== Brief ==
Show every line in the records below that contains the word "title".

======== Provided data ========

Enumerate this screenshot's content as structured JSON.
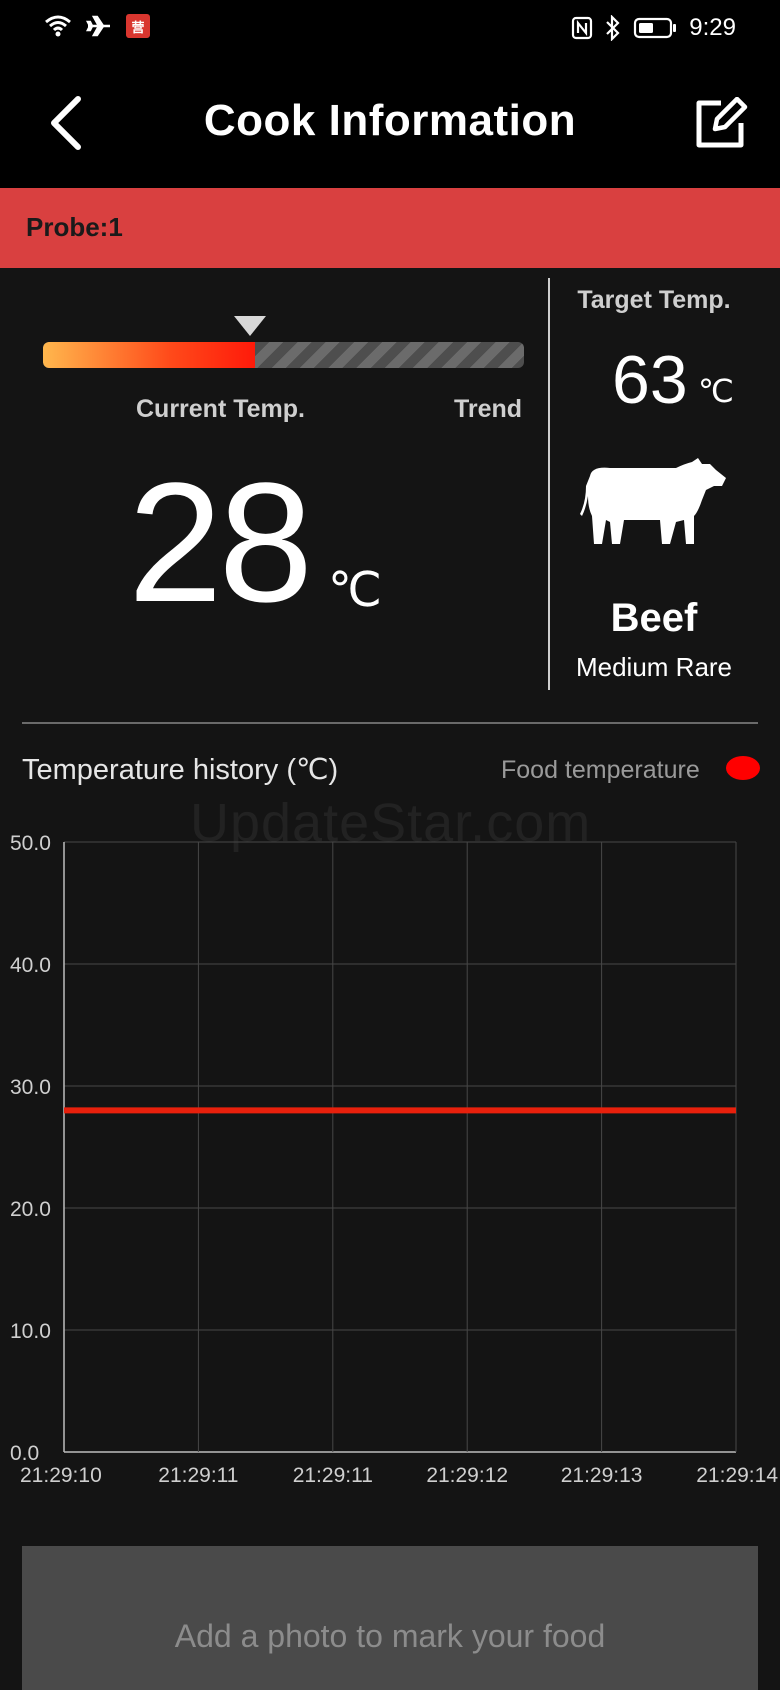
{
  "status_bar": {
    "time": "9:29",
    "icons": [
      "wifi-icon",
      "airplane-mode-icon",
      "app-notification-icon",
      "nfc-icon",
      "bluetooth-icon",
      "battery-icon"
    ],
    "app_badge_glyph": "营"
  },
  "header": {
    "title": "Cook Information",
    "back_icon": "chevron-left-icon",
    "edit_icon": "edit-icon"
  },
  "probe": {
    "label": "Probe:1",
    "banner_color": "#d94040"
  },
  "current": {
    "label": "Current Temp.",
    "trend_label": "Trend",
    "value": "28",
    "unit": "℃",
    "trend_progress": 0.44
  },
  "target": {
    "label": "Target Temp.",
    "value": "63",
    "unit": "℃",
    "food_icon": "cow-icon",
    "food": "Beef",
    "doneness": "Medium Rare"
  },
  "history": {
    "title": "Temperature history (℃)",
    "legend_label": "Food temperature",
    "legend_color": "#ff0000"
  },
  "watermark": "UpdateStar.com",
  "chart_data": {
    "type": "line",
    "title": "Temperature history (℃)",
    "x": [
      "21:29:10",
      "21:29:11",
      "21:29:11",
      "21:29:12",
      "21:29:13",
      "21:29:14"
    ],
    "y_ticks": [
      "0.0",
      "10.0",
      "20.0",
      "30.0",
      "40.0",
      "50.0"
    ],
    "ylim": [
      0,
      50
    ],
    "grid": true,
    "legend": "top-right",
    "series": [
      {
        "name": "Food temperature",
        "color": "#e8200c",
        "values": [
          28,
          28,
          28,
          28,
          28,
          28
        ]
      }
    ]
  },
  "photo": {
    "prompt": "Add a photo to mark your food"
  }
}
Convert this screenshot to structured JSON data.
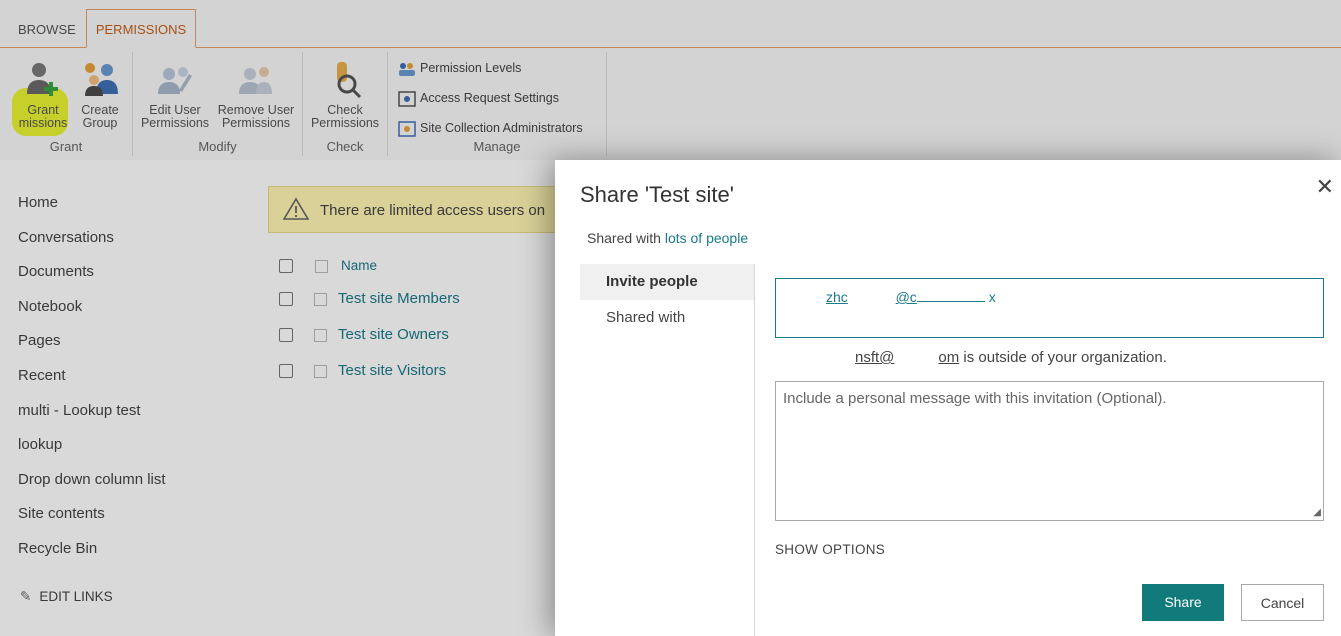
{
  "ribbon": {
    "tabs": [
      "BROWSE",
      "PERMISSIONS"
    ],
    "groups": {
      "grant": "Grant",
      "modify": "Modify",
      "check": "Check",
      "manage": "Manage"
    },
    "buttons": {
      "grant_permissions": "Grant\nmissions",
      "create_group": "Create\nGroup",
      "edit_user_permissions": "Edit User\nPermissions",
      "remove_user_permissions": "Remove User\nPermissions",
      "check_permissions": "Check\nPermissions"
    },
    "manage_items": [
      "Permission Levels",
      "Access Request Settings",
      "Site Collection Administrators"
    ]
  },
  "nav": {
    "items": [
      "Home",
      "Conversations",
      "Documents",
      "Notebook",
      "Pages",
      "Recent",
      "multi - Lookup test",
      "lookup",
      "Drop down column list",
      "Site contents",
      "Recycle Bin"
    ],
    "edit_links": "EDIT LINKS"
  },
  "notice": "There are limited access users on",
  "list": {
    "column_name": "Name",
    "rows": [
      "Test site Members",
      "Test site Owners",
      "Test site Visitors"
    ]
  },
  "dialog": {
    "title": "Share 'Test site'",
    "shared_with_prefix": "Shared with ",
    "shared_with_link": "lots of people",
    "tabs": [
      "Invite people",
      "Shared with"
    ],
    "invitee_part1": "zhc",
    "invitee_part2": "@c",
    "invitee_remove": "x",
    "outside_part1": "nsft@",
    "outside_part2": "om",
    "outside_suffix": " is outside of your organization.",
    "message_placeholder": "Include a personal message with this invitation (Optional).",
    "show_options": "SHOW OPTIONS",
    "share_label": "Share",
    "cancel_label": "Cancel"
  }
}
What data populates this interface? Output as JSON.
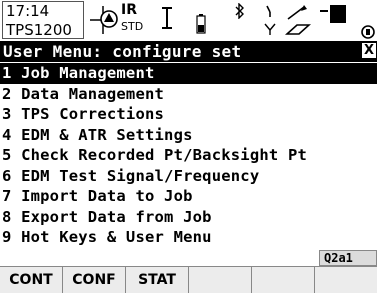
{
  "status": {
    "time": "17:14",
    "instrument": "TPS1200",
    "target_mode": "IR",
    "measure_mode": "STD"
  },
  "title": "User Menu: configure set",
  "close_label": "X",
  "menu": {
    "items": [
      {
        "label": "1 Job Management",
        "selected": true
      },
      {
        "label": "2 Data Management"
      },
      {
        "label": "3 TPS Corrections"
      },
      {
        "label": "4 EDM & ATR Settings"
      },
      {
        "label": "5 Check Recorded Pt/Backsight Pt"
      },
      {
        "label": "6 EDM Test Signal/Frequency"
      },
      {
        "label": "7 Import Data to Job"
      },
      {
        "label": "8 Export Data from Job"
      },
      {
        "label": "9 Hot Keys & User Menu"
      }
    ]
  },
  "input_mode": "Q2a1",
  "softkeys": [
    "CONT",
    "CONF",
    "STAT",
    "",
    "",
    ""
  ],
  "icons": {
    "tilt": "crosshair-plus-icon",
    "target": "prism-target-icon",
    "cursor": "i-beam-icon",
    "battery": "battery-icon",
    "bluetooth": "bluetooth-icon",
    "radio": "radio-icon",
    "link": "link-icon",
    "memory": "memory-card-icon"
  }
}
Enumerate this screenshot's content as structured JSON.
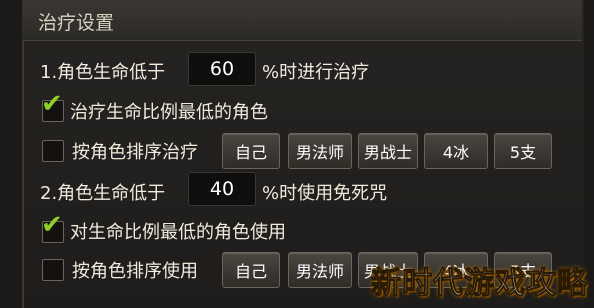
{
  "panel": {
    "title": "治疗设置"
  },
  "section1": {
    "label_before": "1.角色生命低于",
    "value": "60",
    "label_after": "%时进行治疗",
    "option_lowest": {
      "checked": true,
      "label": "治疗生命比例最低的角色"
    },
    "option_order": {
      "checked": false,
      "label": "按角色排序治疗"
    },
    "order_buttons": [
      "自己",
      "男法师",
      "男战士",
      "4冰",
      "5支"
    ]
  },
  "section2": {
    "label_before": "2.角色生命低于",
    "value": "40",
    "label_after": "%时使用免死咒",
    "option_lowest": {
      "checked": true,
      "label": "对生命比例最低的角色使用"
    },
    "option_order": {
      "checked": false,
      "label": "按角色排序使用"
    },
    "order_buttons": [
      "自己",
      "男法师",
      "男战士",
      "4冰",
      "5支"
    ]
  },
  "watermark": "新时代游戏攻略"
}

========

== The completed task ==
    "title": "Cook Information",
    "title": "Temperature history (℃)",
    "title": "Temperature history (℃)",
    "title": "Share 'Test site'",
  "title": "User Menu: configure set",
    "title": "治疗设置"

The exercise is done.